_Aim of the task_. List, from the lines below, each one with "String" in it.

** Provided data follows **

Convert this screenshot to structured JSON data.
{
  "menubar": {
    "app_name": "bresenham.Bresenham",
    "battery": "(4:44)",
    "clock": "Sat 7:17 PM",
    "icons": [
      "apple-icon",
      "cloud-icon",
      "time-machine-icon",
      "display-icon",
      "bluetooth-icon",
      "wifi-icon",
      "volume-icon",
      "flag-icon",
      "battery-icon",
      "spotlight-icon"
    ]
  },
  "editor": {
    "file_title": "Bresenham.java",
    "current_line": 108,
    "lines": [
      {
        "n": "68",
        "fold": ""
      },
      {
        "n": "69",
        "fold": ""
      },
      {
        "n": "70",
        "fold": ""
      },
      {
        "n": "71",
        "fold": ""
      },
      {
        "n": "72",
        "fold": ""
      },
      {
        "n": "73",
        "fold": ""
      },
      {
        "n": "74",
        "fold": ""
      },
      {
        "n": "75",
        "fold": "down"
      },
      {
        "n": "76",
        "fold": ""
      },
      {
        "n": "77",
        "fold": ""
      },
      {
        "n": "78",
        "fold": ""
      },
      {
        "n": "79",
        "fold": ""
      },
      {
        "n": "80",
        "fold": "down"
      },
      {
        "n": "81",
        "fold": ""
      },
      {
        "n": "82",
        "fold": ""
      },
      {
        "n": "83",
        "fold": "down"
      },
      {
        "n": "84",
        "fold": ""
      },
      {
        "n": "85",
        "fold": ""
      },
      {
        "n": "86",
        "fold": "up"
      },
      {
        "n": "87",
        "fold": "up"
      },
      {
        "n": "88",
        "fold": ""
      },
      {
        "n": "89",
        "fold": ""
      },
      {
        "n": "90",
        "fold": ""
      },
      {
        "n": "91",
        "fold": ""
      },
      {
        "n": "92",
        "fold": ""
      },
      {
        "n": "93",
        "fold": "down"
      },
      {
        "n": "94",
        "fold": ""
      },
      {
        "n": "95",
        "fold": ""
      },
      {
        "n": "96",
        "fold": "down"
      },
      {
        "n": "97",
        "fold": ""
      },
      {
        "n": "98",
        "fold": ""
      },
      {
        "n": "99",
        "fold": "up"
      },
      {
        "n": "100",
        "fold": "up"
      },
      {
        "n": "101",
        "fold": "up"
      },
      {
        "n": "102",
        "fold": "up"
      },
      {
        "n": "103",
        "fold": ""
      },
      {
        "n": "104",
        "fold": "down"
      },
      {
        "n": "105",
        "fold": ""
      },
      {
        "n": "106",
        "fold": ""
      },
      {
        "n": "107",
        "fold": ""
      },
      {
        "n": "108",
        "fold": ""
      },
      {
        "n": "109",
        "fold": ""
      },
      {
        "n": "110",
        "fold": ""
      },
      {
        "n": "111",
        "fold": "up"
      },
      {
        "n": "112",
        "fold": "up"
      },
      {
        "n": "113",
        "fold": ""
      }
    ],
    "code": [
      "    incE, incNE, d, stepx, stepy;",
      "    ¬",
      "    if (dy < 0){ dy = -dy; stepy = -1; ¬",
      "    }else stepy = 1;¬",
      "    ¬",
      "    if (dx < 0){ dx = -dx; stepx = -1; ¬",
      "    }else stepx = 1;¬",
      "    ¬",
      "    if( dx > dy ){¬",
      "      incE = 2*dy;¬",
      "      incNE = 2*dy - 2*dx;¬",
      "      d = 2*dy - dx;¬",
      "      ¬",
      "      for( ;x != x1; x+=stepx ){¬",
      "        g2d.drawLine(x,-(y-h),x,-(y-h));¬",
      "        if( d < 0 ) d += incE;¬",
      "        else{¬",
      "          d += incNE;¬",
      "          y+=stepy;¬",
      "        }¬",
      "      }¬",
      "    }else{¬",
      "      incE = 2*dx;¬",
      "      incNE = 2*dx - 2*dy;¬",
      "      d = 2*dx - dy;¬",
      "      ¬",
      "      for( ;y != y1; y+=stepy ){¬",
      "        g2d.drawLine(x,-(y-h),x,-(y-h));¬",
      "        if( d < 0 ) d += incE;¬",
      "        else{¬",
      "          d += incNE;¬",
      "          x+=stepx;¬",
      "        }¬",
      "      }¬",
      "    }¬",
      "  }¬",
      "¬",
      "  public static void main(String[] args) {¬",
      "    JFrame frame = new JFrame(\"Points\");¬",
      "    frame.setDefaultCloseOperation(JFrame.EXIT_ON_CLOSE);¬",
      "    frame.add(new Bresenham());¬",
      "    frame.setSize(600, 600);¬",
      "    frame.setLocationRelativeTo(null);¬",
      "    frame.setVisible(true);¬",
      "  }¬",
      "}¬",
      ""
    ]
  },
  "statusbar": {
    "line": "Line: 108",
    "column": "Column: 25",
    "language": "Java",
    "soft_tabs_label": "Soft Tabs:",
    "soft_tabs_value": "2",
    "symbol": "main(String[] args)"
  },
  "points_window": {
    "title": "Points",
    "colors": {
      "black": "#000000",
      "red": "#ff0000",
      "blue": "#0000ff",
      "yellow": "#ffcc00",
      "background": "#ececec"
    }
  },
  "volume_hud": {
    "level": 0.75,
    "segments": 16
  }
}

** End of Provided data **

_Response box_.
      "  public static void main(String[] args) {¬",
    "symbol": "main(String[] args)"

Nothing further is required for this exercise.